Jordan Todman Leads Connecticut Into Big East Driver's Seat
UConn coach Randy Edsall got the message. If Todman did, he chose to ignore it.
The nation's second-leading rusher jogged onto the field with the Huskies facing fourth-and-one at the Cincinnati six with 16 seconds remaining before halftime. Todman carried the ball once for five yards and a first down. Then with four seconds to spare, Todman zipped around the left corner and into the end zone for a touchdown that gave the Huskies a 14-point halftime lead.
When the season is over, and the Huskies look back on their wild ride in 2010, that should be viewed as a symbolic moment – an illustration of where UConn has come from since its lowest moment. Todman rushed 31 times for 175 yards and three touchdowns Saturday as UConn (7-4, 4-2 Big East) defeated two-time defending conference champion Cincinnati (4-7, 2-4) 38-17 and moved one step closer to the first BCS bowl berth in school history.

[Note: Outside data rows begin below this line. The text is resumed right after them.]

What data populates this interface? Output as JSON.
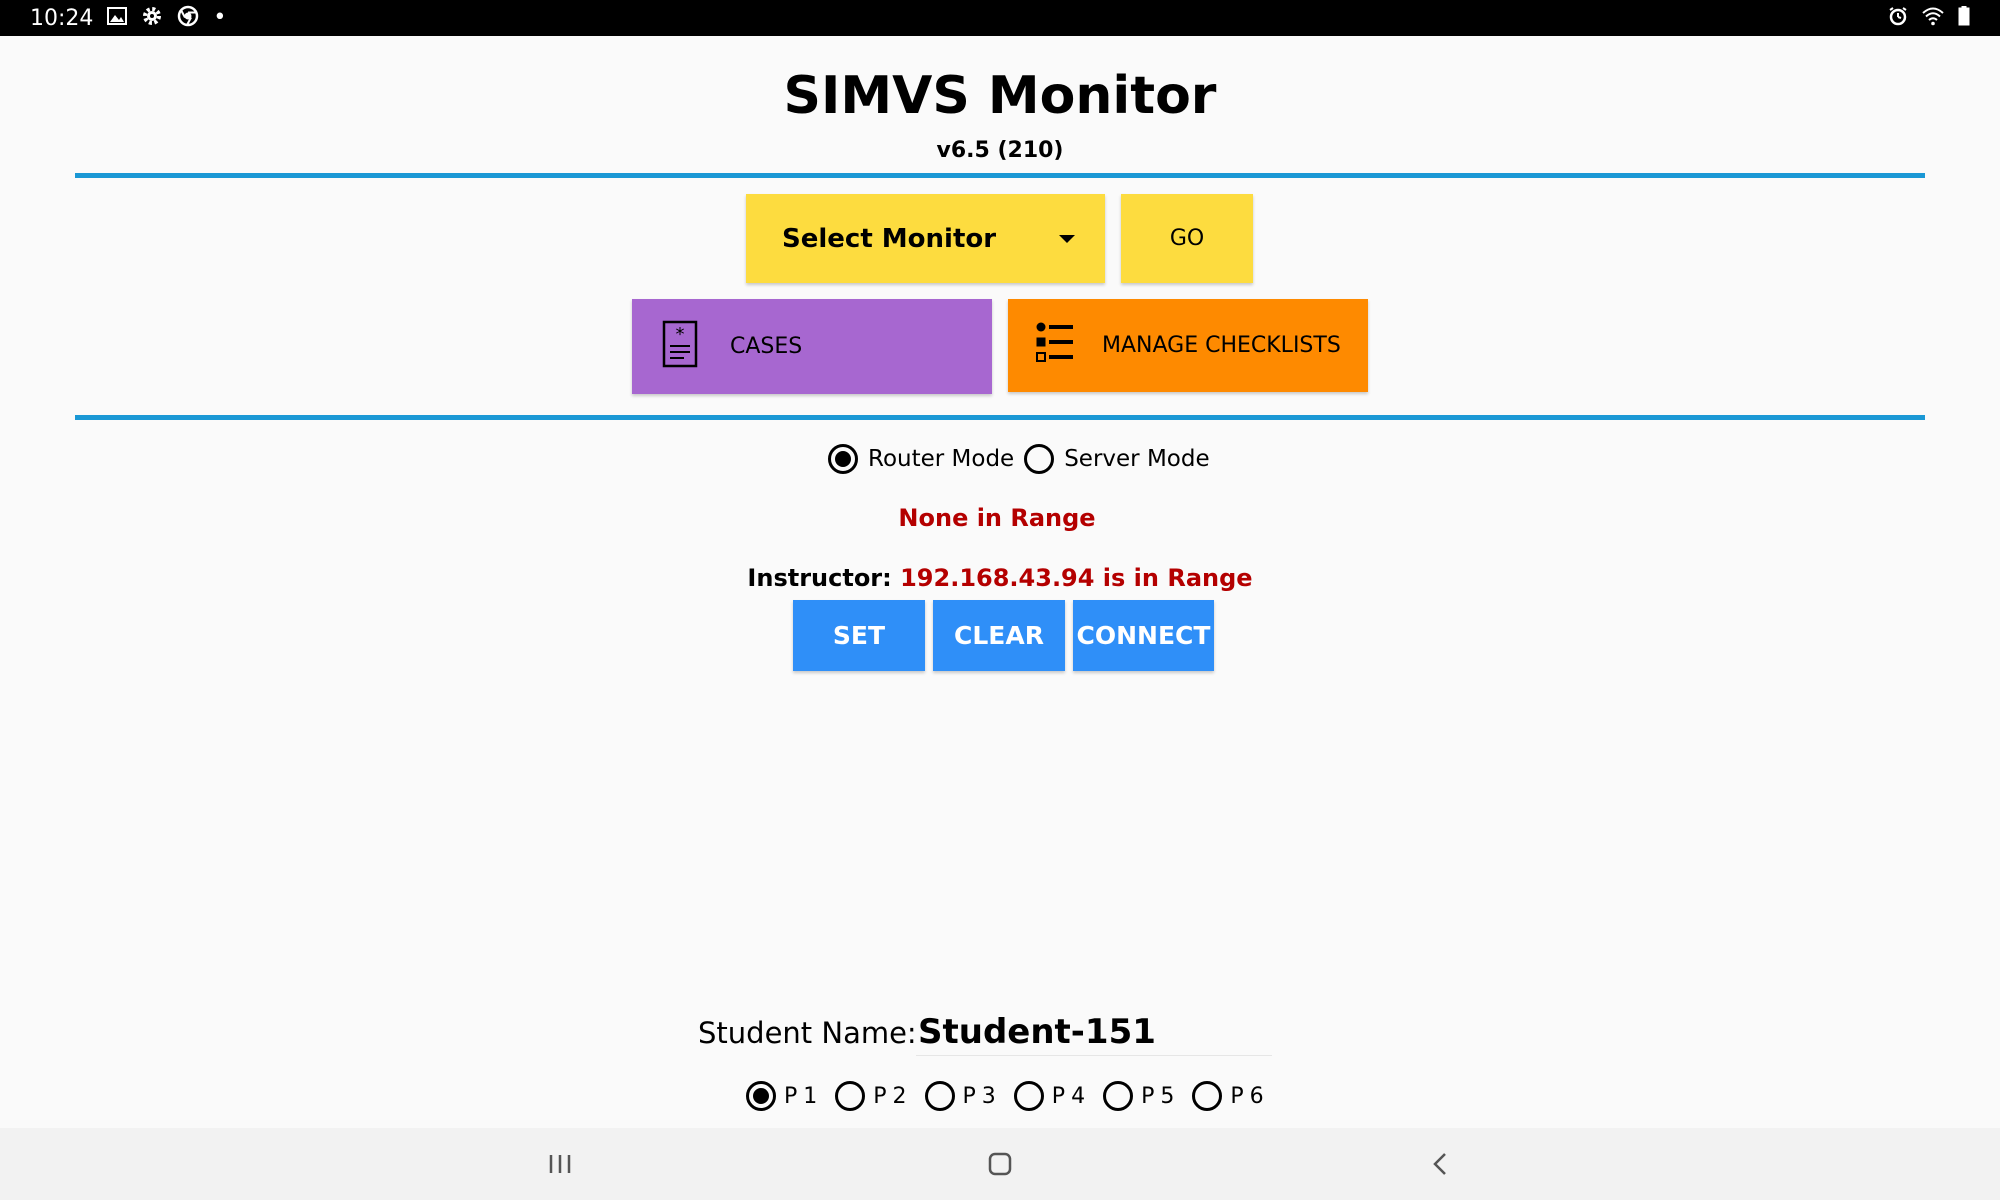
{
  "status_bar": {
    "time": "10:24",
    "left_icons": [
      "image-icon",
      "gear-icon",
      "chrome-icon",
      "dot-icon"
    ],
    "right_icons": [
      "alarm-icon",
      "wifi-icon",
      "battery-icon"
    ]
  },
  "app": {
    "title": "SIMVS Monitor",
    "version": "v6.5 (210)"
  },
  "controls": {
    "select_monitor": "Select Monitor",
    "go": "GO",
    "cases": "CASES",
    "manage_checklists": "MANAGE CHECKLISTS"
  },
  "mode": {
    "options": [
      "Router Mode",
      "Server Mode"
    ],
    "selected": "Router Mode"
  },
  "range_status": "None in Range",
  "instructor": {
    "label": "Instructor:",
    "value": "192.168.43.94 is in Range"
  },
  "actions": {
    "set": "SET",
    "clear": "CLEAR",
    "connect": "CONNECT"
  },
  "student": {
    "label": "Student Name:",
    "value": "Student-151"
  },
  "patients": {
    "options": [
      "P1",
      "P2",
      "P3",
      "P4",
      "P5",
      "P6"
    ],
    "selected": "P1"
  },
  "colors": {
    "accent_rule": "#1a98d5",
    "yellow": "#fddc3f",
    "purple": "#a767d0",
    "orange": "#fe8a00",
    "blue": "#2f8ff8",
    "alert_red": "#b40000"
  }
}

"No, I didn't hear that," tailback Robbie Frey said with a grin, when asked about the chants of "BCS" that serenaded the Huskies off the field. "I'm not going to say we won't talk about it this week, but we're going to try not to. We want to keep our heads straight and just focus."
One month ago, the entire UConn team was considered down for the count after losing its first two Big East games to Rutgers and Louisville. A 26-0 loss at Louisville was especially devastating as it dropped the Huskies to 3-4 overall. Internet message boards were filled with pointed demands to fire Edsall.
All that has changed. UConn, in its ninth season since moving from Division I-AA to I-A (Football Bowl Subdivision), has rattled off consecutive victories over West Virginia, Pittsburgh, Syracuse and Cincinnati. The Huskies are bowl eligible for the fourth consecutive season, but they don't want to settle for just any postseason game.
"We've had an attitude swing," said defensive tackle Kendall Reyes, whose 79-yard interception return set the table for Todman's big touchdown just before halftime. "There were only two ways we could have gone (after Louisville). We could have gone south or we could have stepped up. We've been inspired and we've had great practices.
"We've got an attitude about us now. We've got a new swagger and we've been riding with it the past few weeks."
The Huskies, who improved their home record to 6-0 before a sellout crowd of 40,000, control their own destiny and could at least share the conference championship by defeating South Florida (7-4, 4-3) on the road in their final regular season game. The BCS door opened Friday when West Virginia upset rival Pittsburgh 35-10 in the Backyard Brawl. Now a victory at South Florida on Dec. 4 would give the Huskies the BCS berth because UConn owns the tiebreaker over West Virginia and Pitt (6-5, 4-2), the other teams tied for first in the Big East.
If West Virginia (8-3, 4-2) defeats Rutgers and UConn loses to South Florida, the Mountaineers would represent the Big East in a BCS game – most likely the Fiesta Bowl Jan. 1 in Glendale, Ariz.
"We're going to focus on the South Florida game because that's our biggest goal right now," Edsall said. "Don't bother asking the kids about the BCS because I told them to keep their mouths shut. South Florida is going to be a hard game. They beat Miami today, so we know it will be hard.
"But this is what you want. This is why you play the game. ... It's not where you start but where you finish. These kids have put themselves in the position to finish at the top. And that's all you can ask of them."
One year ago, Cincinnati quarterback Zach Collaros passed for 480 yards as the Bearcats defeated UConn 47-45. This time around, Collaros completed 26 of 50 passes for 288 yards and one touchdown. He also rushed for 84 yards. But he threw four huge interceptions and UConn's defense continues to make big plays to decide outcomes.
Todman's third TD, a nine-yard run with 3:49 left in the game came after cornerback Blidi Wreh-Wilson picked off a Collaros pass and returned it 53 yards to the Cincinnati 14.
"There were four things I told them after the Louisville game," Edsall said. "I wanted to see them be more physically tough than we had been. I wanted them to be more mentally tough than we had been. I told them to let things go and focus on the next play. The last thing was I told them to let it fly and have fun. Whatever happens, happens."
Now the Huskies are on the verge of their greatest football moment ever. After joining the Big East in 2004, they tied West Virginia for the conference title in 2007. But the Mountaineers went to the Fiesta Bowl and the Huskies settled for the Meineke Car Care Bowl, where they lost to Wake Forest.
"We don't even talk about history," Todman said. "But our goal is to make history. Let's go do something that's never been done. Let's be a different UConn team, one that people haven't seen. We're doing that right now. We're one game away. And time will tell."